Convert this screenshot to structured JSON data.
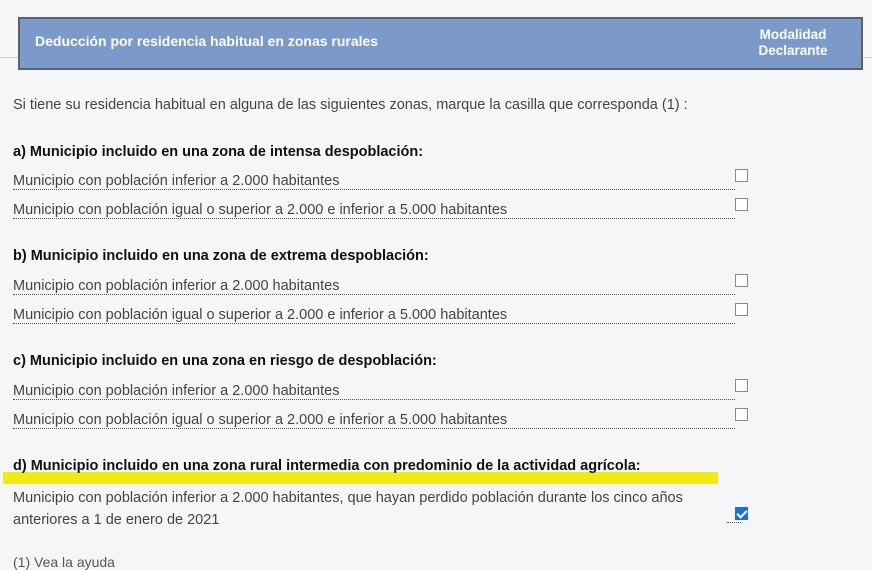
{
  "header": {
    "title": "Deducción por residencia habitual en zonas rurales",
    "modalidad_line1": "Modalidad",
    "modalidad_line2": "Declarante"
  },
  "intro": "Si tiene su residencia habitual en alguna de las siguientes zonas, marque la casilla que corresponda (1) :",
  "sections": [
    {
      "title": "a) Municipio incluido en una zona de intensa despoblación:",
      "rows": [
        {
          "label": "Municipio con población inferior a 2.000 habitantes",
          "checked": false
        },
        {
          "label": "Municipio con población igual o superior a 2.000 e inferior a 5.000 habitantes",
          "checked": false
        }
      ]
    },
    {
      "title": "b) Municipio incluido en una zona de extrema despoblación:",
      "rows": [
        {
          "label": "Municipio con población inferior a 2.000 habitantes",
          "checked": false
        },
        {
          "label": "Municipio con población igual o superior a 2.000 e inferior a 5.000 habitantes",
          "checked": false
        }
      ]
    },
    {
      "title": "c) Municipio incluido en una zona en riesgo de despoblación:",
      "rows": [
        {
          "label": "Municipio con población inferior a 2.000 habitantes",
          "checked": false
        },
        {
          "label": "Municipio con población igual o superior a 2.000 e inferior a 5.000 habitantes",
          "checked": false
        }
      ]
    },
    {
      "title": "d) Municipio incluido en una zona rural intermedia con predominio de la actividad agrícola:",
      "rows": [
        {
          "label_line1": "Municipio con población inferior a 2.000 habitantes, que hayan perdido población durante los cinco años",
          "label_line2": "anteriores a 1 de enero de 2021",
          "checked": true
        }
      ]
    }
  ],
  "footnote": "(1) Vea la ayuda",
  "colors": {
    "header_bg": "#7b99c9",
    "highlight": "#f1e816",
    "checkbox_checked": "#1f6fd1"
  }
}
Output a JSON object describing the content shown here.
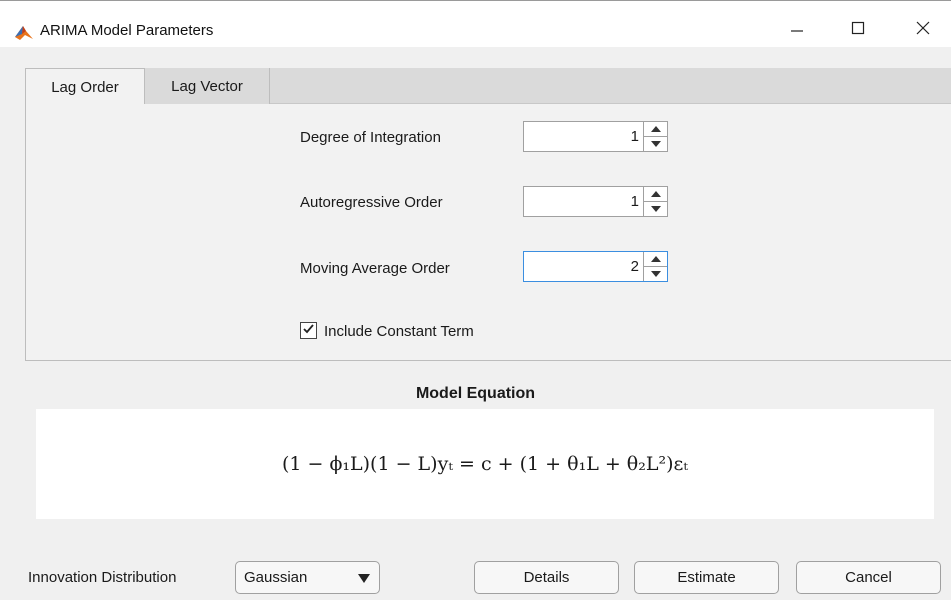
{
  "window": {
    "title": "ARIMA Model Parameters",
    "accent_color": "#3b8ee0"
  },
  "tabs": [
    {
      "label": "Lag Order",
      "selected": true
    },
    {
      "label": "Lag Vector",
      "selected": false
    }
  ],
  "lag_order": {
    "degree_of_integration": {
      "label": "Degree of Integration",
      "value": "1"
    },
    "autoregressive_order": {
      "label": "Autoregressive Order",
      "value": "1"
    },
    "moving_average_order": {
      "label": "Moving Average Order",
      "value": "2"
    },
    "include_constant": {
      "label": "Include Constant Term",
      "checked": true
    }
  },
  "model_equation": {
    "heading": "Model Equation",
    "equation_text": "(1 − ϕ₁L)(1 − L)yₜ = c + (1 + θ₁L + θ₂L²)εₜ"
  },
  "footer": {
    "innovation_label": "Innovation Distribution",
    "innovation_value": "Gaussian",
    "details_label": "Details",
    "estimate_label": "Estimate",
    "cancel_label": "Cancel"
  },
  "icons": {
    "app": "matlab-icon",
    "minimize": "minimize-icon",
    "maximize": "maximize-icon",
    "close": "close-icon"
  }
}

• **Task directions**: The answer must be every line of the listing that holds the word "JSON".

• **Task response**:
Convert this screenshot to structured JSON data.
Output a JSON object describing the content shown here.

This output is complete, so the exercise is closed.